The last two line verse is a positive take on those who grow Orchids, however Orchids is spelled "Orchis" so now I will look up a possible Greek analogous name. No this is the Latin genus of an Orchid, no connection to a Greek god here, unless someone has found something different? We'll hold our breath on this one!
Maybe Emily grew indoor Orchids, in her greenhouse? It sure sounds like it. An Orchis' heart to me would be a tender, kind heart, which means they will survive and thrive the swamps of life and come back "pink" to life in June. I love the flower to human analogy here. Quite stunning, and soothing to the soul, actually!

Chiccorealo's take on Ms Emily today!

Every Word of Em's like Majestic Pagaentry:
Bespoken no longer broken

How the unfurling from the Heav'ns
Seem to evoke us to plant
To bring forth words that enliven
and keep us free to survive
another last winter
when all died of the bout
with the flowers strength
Notably some like Emily
Will Live On
(and on!)


In architecture, the chancel is the space around the altar at the liturgical east end of a traditional Christian church building. ...

What image is the heart of this poem? Planting of flowers (spiritual gifts). Need a pic (free pic) on planting please Mr. Google!



  1. i particularly love the ochis' stanza...a wonderful breakdown of the poem...and i like your take on it...we each are given gifts, we either plant or we horde...and what lays in the sotrehouse rots...

  2. Deceptively simple... or simply deceptive? Oh, that Emily D.!

  3. Oh it took a day but I got it! "the swamps are pink with June". The flowers in the swamps! Orchids grow in swamps! I did not see this at first. Emily is a multiple-read I feel to get all the nuggets. Over my head!

    @Brian Thanks!
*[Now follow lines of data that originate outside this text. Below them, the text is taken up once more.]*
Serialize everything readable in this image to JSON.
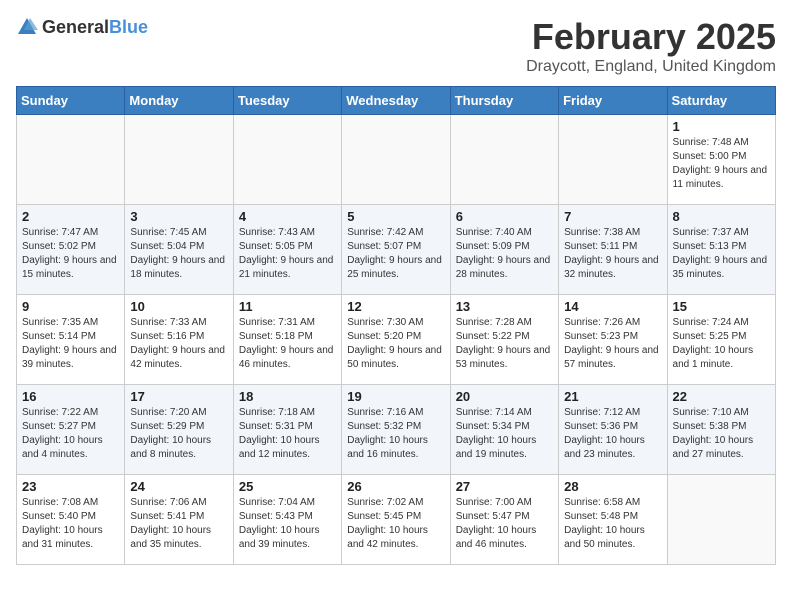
{
  "header": {
    "logo_general": "General",
    "logo_blue": "Blue",
    "month_year": "February 2025",
    "location": "Draycott, England, United Kingdom"
  },
  "weekdays": [
    "Sunday",
    "Monday",
    "Tuesday",
    "Wednesday",
    "Thursday",
    "Friday",
    "Saturday"
  ],
  "weeks": [
    [
      {
        "day": "",
        "info": ""
      },
      {
        "day": "",
        "info": ""
      },
      {
        "day": "",
        "info": ""
      },
      {
        "day": "",
        "info": ""
      },
      {
        "day": "",
        "info": ""
      },
      {
        "day": "",
        "info": ""
      },
      {
        "day": "1",
        "info": "Sunrise: 7:48 AM\nSunset: 5:00 PM\nDaylight: 9 hours and 11 minutes."
      }
    ],
    [
      {
        "day": "2",
        "info": "Sunrise: 7:47 AM\nSunset: 5:02 PM\nDaylight: 9 hours and 15 minutes."
      },
      {
        "day": "3",
        "info": "Sunrise: 7:45 AM\nSunset: 5:04 PM\nDaylight: 9 hours and 18 minutes."
      },
      {
        "day": "4",
        "info": "Sunrise: 7:43 AM\nSunset: 5:05 PM\nDaylight: 9 hours and 21 minutes."
      },
      {
        "day": "5",
        "info": "Sunrise: 7:42 AM\nSunset: 5:07 PM\nDaylight: 9 hours and 25 minutes."
      },
      {
        "day": "6",
        "info": "Sunrise: 7:40 AM\nSunset: 5:09 PM\nDaylight: 9 hours and 28 minutes."
      },
      {
        "day": "7",
        "info": "Sunrise: 7:38 AM\nSunset: 5:11 PM\nDaylight: 9 hours and 32 minutes."
      },
      {
        "day": "8",
        "info": "Sunrise: 7:37 AM\nSunset: 5:13 PM\nDaylight: 9 hours and 35 minutes."
      }
    ],
    [
      {
        "day": "9",
        "info": "Sunrise: 7:35 AM\nSunset: 5:14 PM\nDaylight: 9 hours and 39 minutes."
      },
      {
        "day": "10",
        "info": "Sunrise: 7:33 AM\nSunset: 5:16 PM\nDaylight: 9 hours and 42 minutes."
      },
      {
        "day": "11",
        "info": "Sunrise: 7:31 AM\nSunset: 5:18 PM\nDaylight: 9 hours and 46 minutes."
      },
      {
        "day": "12",
        "info": "Sunrise: 7:30 AM\nSunset: 5:20 PM\nDaylight: 9 hours and 50 minutes."
      },
      {
        "day": "13",
        "info": "Sunrise: 7:28 AM\nSunset: 5:22 PM\nDaylight: 9 hours and 53 minutes."
      },
      {
        "day": "14",
        "info": "Sunrise: 7:26 AM\nSunset: 5:23 PM\nDaylight: 9 hours and 57 minutes."
      },
      {
        "day": "15",
        "info": "Sunrise: 7:24 AM\nSunset: 5:25 PM\nDaylight: 10 hours and 1 minute."
      }
    ],
    [
      {
        "day": "16",
        "info": "Sunrise: 7:22 AM\nSunset: 5:27 PM\nDaylight: 10 hours and 4 minutes."
      },
      {
        "day": "17",
        "info": "Sunrise: 7:20 AM\nSunset: 5:29 PM\nDaylight: 10 hours and 8 minutes."
      },
      {
        "day": "18",
        "info": "Sunrise: 7:18 AM\nSunset: 5:31 PM\nDaylight: 10 hours and 12 minutes."
      },
      {
        "day": "19",
        "info": "Sunrise: 7:16 AM\nSunset: 5:32 PM\nDaylight: 10 hours and 16 minutes."
      },
      {
        "day": "20",
        "info": "Sunrise: 7:14 AM\nSunset: 5:34 PM\nDaylight: 10 hours and 19 minutes."
      },
      {
        "day": "21",
        "info": "Sunrise: 7:12 AM\nSunset: 5:36 PM\nDaylight: 10 hours and 23 minutes."
      },
      {
        "day": "22",
        "info": "Sunrise: 7:10 AM\nSunset: 5:38 PM\nDaylight: 10 hours and 27 minutes."
      }
    ],
    [
      {
        "day": "23",
        "info": "Sunrise: 7:08 AM\nSunset: 5:40 PM\nDaylight: 10 hours and 31 minutes."
      },
      {
        "day": "24",
        "info": "Sunrise: 7:06 AM\nSunset: 5:41 PM\nDaylight: 10 hours and 35 minutes."
      },
      {
        "day": "25",
        "info": "Sunrise: 7:04 AM\nSunset: 5:43 PM\nDaylight: 10 hours and 39 minutes."
      },
      {
        "day": "26",
        "info": "Sunrise: 7:02 AM\nSunset: 5:45 PM\nDaylight: 10 hours and 42 minutes."
      },
      {
        "day": "27",
        "info": "Sunrise: 7:00 AM\nSunset: 5:47 PM\nDaylight: 10 hours and 46 minutes."
      },
      {
        "day": "28",
        "info": "Sunrise: 6:58 AM\nSunset: 5:48 PM\nDaylight: 10 hours and 50 minutes."
      },
      {
        "day": "",
        "info": ""
      }
    ]
  ]
}
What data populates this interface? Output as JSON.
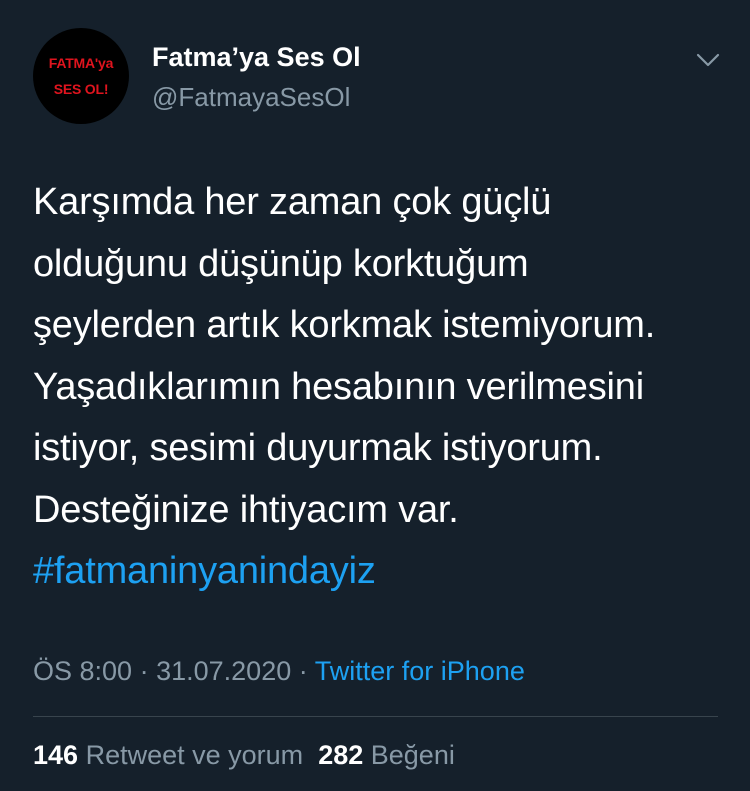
{
  "author": {
    "avatar_text_line1": "FATMA'ya",
    "avatar_text_line2": "SES OL!",
    "display_name": "Fatma’ya Ses Ol",
    "handle": "@FatmayaSesOl"
  },
  "tweet": {
    "lines": [
      "Karşımda her zaman çok güçlü",
      "olduğunu düşünüp korktuğum",
      "şeylerden artık korkmak istemiyorum.",
      "Yaşadıklarımın hesabının verilmesini",
      "istiyor, sesimi duyurmak istiyorum.",
      "Desteğinize ihtiyacım var."
    ],
    "hashtag": "#fatmaninyanindayiz"
  },
  "meta": {
    "time": "ÖS 8:00",
    "separator": "·",
    "date": "31.07.2020",
    "source": "Twitter for iPhone"
  },
  "stats": {
    "retweets_count": "146",
    "retweets_label": "Retweet ve yorum",
    "likes_count": "282",
    "likes_label": "Beğeni"
  },
  "colors": {
    "background": "#15202b",
    "primary_text": "#ffffff",
    "secondary_text": "#8899a6",
    "accent": "#1da1f2",
    "divider": "#38444d",
    "avatar_text": "#e0141e"
  },
  "icons": {
    "more": "chevron-down-icon"
  }
}
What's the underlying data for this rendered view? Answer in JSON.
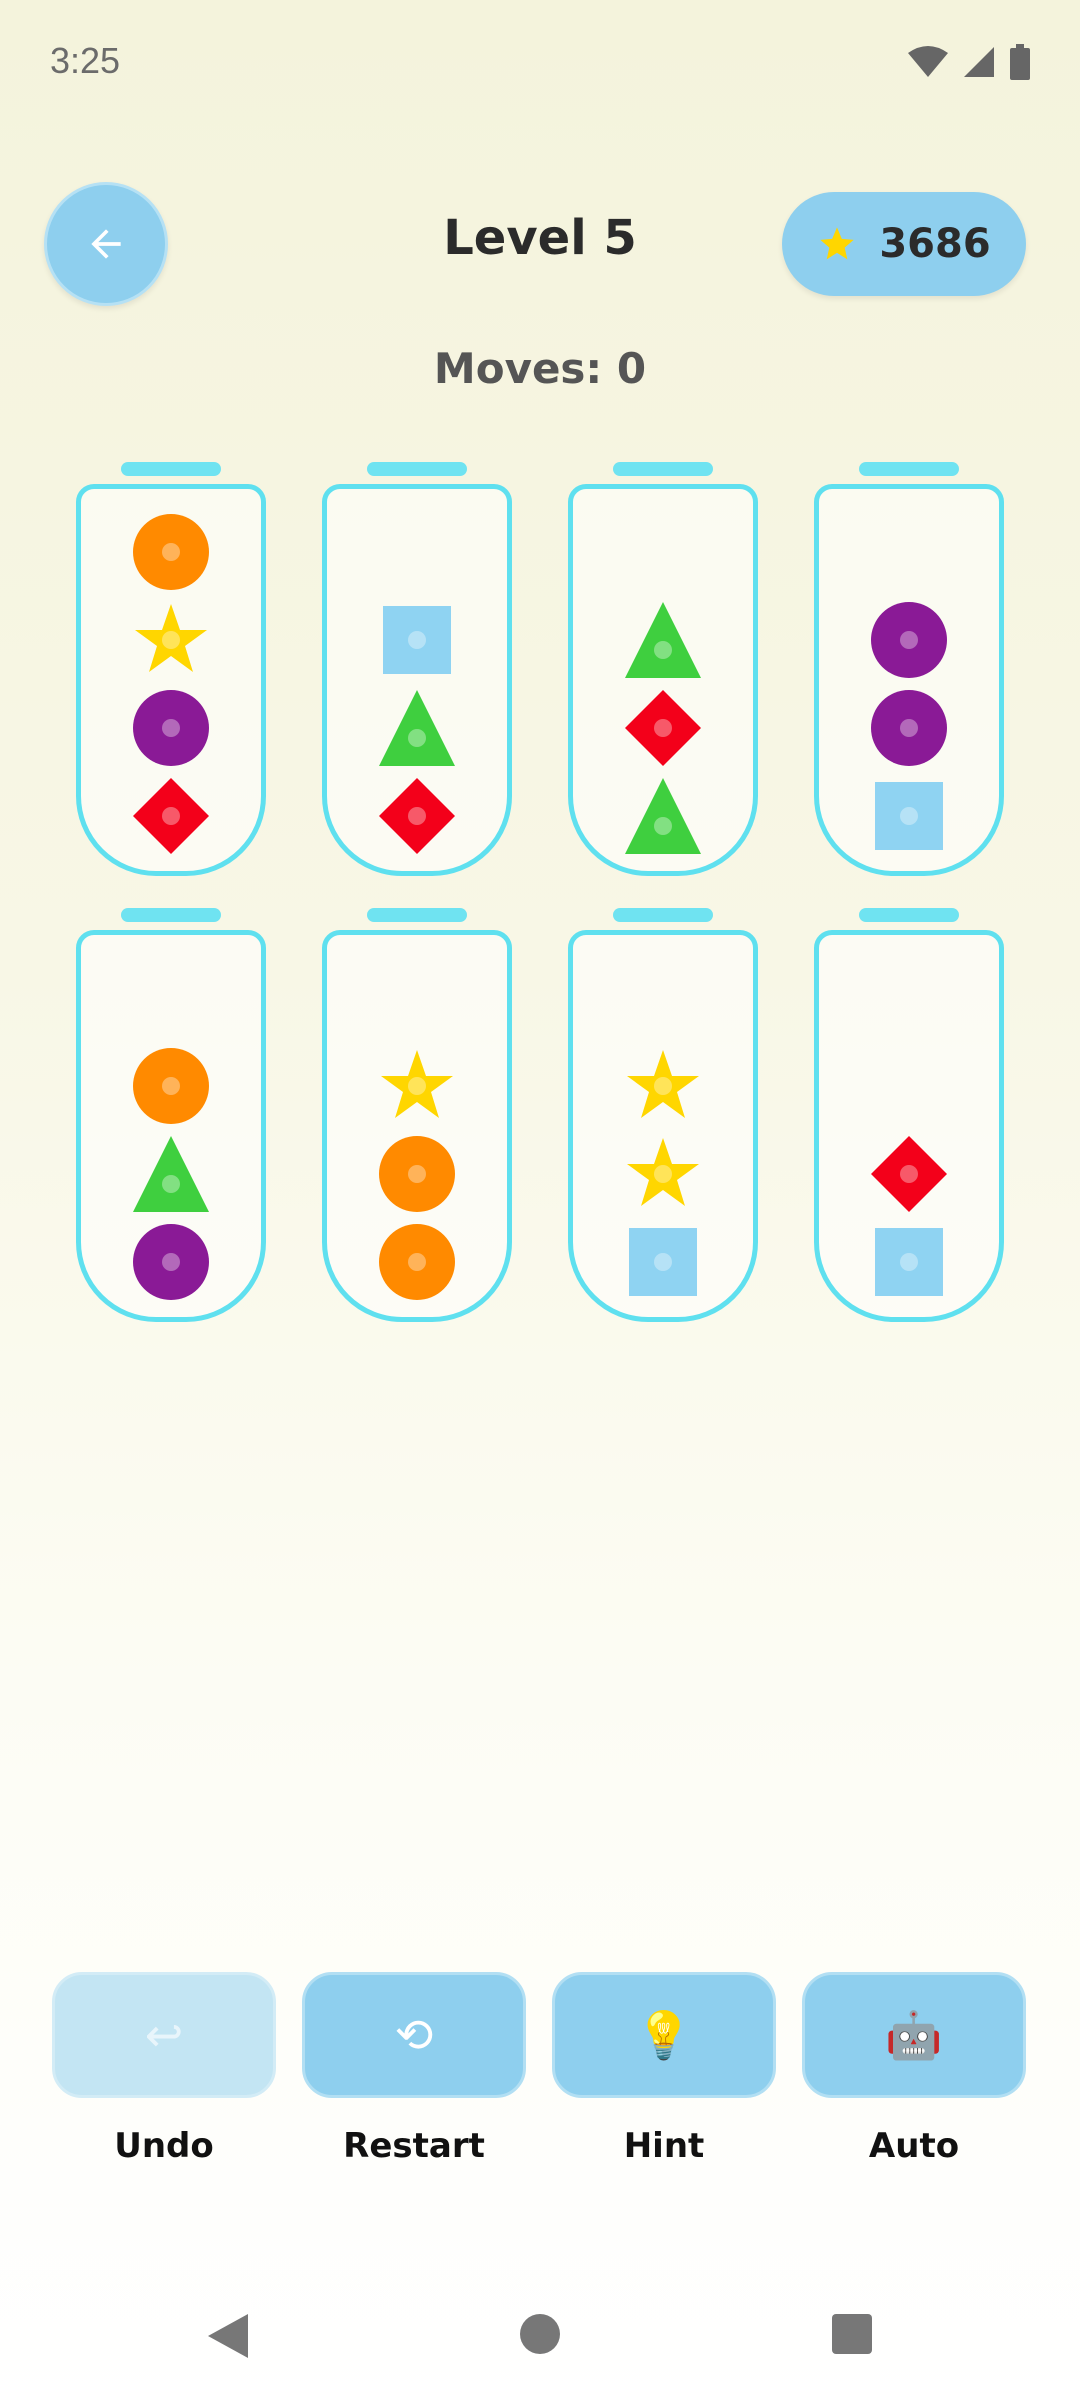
{
  "status_bar": {
    "time": "3:25"
  },
  "header": {
    "back_icon": "arrow-left-icon",
    "title": "Level 5",
    "score_icon": "star-icon",
    "score": "3686",
    "moves_label": "Moves: 0"
  },
  "colors": {
    "accent": "#8ecfee",
    "tube_border": "#5fe0ef",
    "orange": "#ff8a00",
    "yellow": "#ffd600",
    "purple": "#8a1a96",
    "red": "#f3001a",
    "green": "#3fcf3f",
    "blue": "#8fd3f2"
  },
  "tubes": [
    {
      "items": [
        "orange-circle",
        "yellow-star",
        "purple-circle",
        "red-diamond"
      ]
    },
    {
      "items": [
        "blue-square",
        "green-triangle",
        "red-diamond"
      ]
    },
    {
      "items": [
        "green-triangle",
        "red-diamond",
        "green-triangle"
      ]
    },
    {
      "items": [
        "purple-circle",
        "purple-circle",
        "blue-square"
      ]
    },
    {
      "items": [
        "orange-circle",
        "green-triangle",
        "purple-circle"
      ]
    },
    {
      "items": [
        "yellow-star",
        "orange-circle",
        "orange-circle"
      ]
    },
    {
      "items": [
        "yellow-star",
        "yellow-star",
        "blue-square"
      ]
    },
    {
      "items": [
        "red-diamond",
        "blue-square"
      ]
    }
  ],
  "actions": [
    {
      "label": "Undo",
      "icon": "undo-icon",
      "glyph": "↩",
      "disabled": true
    },
    {
      "label": "Restart",
      "icon": "restart-icon",
      "glyph": "⟲",
      "disabled": false
    },
    {
      "label": "Hint",
      "icon": "lightbulb-icon",
      "glyph": "💡",
      "disabled": false
    },
    {
      "label": "Auto",
      "icon": "robot-icon",
      "glyph": "🤖",
      "disabled": false
    }
  ]
}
Plant Love. Or horde Love? Plant, definitely!

    @Vicki Thinking Emily has thought out things quite abit so maybe mostly the first Deceptively simple her poetry, but then maybe if she is using "code" or hidden meanings behind the objects, as per allegory, etc for what? Emily a spy? Or Emily, like Barney the dinosaur a subversive? One may never know. Wonders how political Emily's poetry in "hushed" Paul Revere tones, now that has been done undoubtly. But fun to figure out if this may be another undercurrent theme in Emily's work. Subtle if it is true!